▸ **Work instructions**
How many lines in the listing below contain the string "data"? Say only the number.

▸ **Records provided**
=== Section Start ===
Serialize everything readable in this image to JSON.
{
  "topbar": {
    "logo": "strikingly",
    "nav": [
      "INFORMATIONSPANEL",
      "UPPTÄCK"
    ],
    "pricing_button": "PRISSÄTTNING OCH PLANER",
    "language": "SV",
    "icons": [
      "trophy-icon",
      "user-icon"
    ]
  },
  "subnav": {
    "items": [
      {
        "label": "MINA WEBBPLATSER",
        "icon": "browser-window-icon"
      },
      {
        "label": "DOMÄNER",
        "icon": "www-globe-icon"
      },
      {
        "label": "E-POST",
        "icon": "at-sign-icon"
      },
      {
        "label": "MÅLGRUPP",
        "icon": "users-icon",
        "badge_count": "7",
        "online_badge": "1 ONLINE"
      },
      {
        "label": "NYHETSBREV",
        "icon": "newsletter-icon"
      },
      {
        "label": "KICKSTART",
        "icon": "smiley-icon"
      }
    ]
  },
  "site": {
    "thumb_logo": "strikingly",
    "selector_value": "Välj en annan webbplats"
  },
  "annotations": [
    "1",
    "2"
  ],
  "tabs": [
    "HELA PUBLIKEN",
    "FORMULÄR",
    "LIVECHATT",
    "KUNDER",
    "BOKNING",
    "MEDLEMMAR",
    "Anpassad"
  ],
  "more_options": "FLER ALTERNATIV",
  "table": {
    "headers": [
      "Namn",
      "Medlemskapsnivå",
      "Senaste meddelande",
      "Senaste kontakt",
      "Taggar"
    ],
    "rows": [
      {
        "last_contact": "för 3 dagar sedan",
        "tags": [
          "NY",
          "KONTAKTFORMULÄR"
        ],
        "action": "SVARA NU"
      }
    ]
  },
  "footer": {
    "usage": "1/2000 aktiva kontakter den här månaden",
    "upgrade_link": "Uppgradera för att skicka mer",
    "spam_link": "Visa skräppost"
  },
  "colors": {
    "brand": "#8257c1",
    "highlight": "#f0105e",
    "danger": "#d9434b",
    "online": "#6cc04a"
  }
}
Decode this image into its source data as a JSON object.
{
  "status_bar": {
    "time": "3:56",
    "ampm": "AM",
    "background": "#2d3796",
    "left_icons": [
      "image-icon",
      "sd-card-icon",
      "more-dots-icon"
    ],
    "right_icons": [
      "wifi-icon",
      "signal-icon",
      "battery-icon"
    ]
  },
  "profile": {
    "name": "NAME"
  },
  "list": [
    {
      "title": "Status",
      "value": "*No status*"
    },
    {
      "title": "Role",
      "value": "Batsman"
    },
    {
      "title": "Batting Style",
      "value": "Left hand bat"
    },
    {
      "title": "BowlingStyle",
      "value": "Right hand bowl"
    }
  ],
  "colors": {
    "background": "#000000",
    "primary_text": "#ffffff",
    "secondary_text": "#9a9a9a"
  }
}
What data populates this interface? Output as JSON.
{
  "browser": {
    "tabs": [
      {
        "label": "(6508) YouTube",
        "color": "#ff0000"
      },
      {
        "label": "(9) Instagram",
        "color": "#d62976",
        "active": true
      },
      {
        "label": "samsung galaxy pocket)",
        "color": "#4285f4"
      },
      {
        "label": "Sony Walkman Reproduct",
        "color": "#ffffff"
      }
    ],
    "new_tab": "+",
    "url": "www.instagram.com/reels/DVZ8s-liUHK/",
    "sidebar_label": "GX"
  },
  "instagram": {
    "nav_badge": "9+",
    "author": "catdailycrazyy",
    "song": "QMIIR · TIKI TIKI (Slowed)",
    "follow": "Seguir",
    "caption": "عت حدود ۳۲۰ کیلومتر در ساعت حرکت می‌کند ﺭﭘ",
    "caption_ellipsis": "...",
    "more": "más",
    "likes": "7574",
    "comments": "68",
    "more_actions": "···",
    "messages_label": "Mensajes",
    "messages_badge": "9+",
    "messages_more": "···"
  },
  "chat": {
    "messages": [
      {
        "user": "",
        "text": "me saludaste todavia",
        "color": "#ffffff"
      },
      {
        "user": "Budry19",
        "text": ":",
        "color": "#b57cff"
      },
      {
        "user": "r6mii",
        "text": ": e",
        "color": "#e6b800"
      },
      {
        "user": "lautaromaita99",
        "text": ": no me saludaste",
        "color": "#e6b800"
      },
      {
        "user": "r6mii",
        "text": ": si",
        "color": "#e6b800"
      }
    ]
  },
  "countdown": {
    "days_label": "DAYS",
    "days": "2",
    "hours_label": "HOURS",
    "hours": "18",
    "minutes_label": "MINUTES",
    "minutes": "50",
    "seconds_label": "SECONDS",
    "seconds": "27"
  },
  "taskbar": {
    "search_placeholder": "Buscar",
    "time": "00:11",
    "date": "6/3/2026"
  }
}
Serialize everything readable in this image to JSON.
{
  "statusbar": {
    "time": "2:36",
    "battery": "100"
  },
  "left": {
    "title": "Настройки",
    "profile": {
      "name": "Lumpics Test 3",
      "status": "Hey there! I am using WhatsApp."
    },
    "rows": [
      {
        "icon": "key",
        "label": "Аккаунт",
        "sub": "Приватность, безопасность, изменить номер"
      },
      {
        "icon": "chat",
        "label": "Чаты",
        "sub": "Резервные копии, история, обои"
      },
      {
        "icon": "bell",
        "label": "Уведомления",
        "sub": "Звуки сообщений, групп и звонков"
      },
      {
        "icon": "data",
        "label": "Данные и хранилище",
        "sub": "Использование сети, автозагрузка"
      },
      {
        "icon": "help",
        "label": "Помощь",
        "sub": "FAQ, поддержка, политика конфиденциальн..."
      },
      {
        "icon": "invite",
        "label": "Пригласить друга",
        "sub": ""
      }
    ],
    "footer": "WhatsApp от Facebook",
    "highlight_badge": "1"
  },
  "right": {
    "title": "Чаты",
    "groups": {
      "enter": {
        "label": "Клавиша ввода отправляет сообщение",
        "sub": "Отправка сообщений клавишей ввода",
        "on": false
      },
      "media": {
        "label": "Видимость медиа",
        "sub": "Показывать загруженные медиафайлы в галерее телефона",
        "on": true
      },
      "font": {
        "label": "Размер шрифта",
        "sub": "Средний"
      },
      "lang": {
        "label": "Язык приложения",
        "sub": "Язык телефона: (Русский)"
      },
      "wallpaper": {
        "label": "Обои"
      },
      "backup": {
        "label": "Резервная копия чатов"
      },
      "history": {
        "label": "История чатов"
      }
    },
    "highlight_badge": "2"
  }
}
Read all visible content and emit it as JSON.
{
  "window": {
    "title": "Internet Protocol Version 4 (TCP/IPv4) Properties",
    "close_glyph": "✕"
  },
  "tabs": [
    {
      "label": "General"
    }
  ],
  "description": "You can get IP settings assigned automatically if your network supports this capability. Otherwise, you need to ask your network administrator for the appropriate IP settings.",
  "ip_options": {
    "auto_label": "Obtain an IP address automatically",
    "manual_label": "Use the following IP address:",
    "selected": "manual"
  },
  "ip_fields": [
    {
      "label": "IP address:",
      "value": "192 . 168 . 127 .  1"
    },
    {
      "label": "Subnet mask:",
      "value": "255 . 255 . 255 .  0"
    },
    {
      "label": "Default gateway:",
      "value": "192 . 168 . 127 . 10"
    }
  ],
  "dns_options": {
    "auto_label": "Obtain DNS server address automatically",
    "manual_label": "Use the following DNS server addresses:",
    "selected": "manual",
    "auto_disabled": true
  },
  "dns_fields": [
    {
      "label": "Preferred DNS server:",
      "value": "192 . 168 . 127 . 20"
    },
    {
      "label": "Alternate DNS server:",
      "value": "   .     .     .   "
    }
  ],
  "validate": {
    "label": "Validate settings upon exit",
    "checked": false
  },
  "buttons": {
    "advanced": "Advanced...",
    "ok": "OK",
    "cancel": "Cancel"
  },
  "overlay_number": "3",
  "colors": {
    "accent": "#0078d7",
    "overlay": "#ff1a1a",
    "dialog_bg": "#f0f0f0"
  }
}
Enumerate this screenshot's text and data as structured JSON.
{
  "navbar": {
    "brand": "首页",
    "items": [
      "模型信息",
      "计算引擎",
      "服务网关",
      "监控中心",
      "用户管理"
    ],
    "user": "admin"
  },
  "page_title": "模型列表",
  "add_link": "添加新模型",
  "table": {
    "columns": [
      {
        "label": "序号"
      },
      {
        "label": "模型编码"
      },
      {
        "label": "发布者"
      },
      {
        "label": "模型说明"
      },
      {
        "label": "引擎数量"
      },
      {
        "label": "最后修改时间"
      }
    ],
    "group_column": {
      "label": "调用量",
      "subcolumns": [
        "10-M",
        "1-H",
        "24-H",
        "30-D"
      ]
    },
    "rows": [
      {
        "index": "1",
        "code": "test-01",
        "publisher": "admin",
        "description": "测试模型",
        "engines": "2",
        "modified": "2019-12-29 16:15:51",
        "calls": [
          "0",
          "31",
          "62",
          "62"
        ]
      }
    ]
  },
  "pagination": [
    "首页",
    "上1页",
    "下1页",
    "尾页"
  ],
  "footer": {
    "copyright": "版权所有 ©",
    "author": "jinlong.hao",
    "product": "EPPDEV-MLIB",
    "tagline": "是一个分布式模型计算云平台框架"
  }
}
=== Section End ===
▸ **Answer section**
4